New York City’s Health and Hospitals Corp., which operates the biggest municipal health system in the U.S., said its budget deficit will more than triple to $1.4 billion in four years.
The system, which served 1.4 million patients last year, including 500,000 without health insurance, is suffering from Medicaid reimbursement cuts and “astronomical increases” in pension and employee health-insurance costs, Alan Aviles, president of the agency, said today in written testimony for the city council health committee.
“The safety-net role of our public hospital system has made HHC especially vulnerable to deep cuts to Medicaid, the cost of serving a rising tide of uninsured patients and the erosion of federal funding,” Aviles said.
The hospital corporation’s woes add to the fiscal strains facing Mayor Bill de Blasio, whose $74 billion preliminary budget doesn’t account for settling expired contracts with more than 150 public employee unions. Providing retroactive pay may cost more than $6 billion, according to the Independent Budget Office, a city-funded fiscal monitor.

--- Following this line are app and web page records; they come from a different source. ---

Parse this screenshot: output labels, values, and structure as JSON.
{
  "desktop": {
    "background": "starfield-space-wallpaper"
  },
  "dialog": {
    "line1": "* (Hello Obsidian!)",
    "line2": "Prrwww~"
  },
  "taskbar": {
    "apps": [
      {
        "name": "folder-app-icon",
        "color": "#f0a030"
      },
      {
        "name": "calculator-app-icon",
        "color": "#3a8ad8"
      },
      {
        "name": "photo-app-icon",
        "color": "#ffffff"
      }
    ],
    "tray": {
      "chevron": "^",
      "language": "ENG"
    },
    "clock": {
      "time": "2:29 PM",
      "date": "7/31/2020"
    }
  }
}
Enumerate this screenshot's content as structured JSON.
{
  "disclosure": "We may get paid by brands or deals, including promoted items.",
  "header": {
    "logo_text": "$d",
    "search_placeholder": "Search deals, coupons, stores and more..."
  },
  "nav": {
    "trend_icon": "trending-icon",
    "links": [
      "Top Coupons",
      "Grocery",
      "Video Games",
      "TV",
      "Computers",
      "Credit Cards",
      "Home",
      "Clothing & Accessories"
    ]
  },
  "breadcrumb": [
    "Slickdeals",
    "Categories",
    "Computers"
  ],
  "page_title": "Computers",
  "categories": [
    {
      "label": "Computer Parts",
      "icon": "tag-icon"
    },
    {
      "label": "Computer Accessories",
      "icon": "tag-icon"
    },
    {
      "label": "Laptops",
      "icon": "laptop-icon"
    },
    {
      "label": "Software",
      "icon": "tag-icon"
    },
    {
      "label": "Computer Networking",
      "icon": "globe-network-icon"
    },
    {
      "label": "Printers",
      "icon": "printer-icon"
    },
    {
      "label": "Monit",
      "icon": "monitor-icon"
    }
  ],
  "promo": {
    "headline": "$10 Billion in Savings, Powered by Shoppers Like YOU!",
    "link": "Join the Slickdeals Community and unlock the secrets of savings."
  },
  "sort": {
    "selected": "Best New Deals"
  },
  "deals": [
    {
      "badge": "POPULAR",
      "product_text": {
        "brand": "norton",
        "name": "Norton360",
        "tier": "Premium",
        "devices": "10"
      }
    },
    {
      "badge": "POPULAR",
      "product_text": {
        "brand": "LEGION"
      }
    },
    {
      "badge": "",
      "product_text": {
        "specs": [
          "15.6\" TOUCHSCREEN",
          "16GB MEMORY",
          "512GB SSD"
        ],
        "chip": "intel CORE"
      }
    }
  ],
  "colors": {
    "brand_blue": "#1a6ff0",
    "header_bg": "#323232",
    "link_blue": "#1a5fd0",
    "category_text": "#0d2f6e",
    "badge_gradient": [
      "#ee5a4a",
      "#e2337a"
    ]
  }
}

An $8 billion federal Medicaid waiver announced two weeks ago may help HHC weather its fiscal storm, de Blasio said when he presented his first budget on Feb. 12. The waiver will allow New York to restructure its health-care system, de Blasio said. About 80 percent of HHC’s patients are on Medicaid, the federal-state health insurance program for the poor, or are uninsured, according to HHC.